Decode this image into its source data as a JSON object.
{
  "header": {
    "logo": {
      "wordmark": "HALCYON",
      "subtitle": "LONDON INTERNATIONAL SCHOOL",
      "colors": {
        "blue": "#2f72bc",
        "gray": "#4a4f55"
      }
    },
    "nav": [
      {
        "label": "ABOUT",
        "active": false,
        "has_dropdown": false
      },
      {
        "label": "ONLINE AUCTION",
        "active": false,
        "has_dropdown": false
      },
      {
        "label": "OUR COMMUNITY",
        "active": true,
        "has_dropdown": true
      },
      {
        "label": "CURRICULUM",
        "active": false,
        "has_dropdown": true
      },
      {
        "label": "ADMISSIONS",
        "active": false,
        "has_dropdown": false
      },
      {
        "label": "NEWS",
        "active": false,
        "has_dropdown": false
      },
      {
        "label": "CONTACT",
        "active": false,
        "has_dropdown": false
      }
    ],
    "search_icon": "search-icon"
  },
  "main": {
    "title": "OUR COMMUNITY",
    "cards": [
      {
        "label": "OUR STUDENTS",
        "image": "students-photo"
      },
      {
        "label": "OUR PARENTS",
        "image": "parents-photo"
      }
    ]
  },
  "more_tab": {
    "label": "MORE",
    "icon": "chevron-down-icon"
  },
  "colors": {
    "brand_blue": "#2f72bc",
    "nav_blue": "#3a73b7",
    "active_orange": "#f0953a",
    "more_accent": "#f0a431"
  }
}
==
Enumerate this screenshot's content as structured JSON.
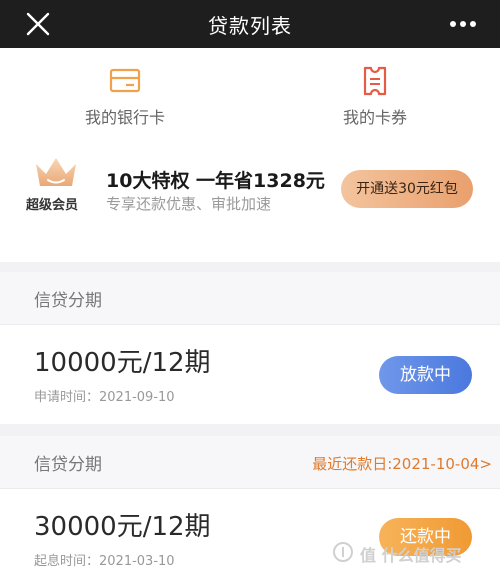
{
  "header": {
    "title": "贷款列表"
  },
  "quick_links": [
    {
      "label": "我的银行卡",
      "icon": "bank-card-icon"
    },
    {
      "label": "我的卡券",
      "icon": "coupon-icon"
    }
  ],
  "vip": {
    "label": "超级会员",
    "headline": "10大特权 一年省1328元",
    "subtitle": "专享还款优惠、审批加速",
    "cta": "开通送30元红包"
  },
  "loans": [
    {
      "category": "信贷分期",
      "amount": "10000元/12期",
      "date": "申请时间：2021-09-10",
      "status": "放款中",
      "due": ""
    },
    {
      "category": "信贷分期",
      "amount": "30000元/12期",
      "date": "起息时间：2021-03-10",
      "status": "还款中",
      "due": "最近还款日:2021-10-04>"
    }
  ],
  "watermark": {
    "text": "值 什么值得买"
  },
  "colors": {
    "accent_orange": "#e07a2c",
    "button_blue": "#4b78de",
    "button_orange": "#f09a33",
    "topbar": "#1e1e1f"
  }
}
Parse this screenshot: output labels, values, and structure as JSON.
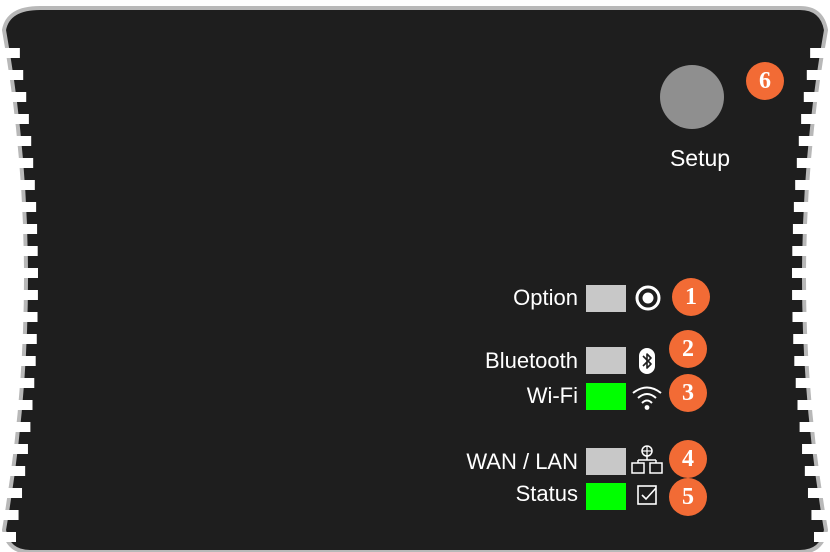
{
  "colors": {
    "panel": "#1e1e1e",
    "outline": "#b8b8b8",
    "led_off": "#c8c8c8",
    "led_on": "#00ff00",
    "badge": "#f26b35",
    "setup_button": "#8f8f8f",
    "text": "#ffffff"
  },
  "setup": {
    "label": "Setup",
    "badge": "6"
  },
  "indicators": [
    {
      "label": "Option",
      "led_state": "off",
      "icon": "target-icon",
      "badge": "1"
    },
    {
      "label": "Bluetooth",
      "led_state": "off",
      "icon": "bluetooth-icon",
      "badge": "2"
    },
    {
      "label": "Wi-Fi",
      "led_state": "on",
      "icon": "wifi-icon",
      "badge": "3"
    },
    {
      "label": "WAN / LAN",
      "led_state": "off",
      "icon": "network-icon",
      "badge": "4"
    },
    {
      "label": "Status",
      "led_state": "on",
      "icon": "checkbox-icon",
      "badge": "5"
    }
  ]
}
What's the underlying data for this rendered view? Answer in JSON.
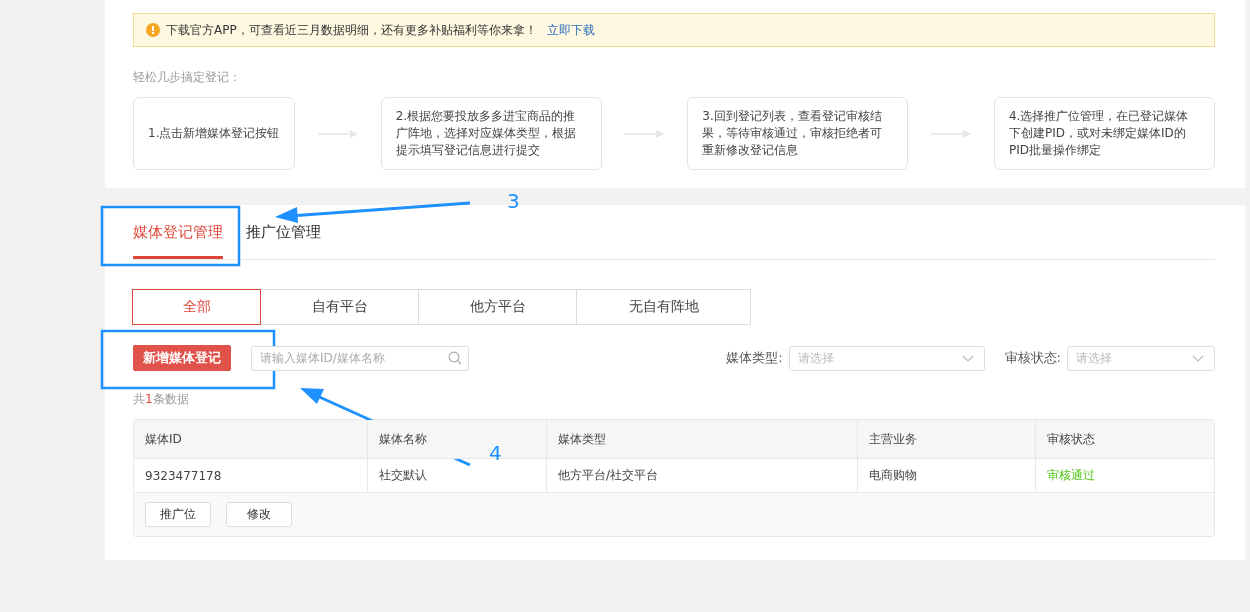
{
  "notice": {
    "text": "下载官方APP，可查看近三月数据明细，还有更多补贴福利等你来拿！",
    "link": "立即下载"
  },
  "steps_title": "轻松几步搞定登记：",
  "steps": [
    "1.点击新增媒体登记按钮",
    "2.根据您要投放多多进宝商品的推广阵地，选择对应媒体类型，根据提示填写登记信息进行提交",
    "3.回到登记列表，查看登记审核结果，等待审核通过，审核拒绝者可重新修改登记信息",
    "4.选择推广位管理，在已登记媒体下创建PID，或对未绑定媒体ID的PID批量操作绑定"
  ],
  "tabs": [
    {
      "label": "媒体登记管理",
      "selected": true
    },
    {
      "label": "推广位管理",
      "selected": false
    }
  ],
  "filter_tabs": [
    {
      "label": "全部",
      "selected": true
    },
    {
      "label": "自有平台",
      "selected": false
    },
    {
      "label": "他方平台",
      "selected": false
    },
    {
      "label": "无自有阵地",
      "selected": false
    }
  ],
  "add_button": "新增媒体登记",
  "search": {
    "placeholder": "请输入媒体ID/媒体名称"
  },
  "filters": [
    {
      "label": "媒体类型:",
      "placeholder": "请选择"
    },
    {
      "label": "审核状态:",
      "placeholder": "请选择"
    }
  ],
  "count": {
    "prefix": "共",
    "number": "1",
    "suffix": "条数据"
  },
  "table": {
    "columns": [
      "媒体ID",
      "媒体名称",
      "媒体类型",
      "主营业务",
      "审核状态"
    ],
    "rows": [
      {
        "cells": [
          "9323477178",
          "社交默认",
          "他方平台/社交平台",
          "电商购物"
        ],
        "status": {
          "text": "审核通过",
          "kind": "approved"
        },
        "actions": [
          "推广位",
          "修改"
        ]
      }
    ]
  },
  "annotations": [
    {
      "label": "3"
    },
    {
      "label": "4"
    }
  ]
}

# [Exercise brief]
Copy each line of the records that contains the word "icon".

# [Exercise answer]
    "search_icon": "search-icon"
    "icon": "chevron-down-icon"
      "icon": "bank-card-icon"
      "icon": "coupon-icon"
      "icon": "target-icon",
      "icon": "bluetooth-icon",
      "icon": "wifi-icon",
      "icon": "network-icon",
      "icon": "checkbox-icon",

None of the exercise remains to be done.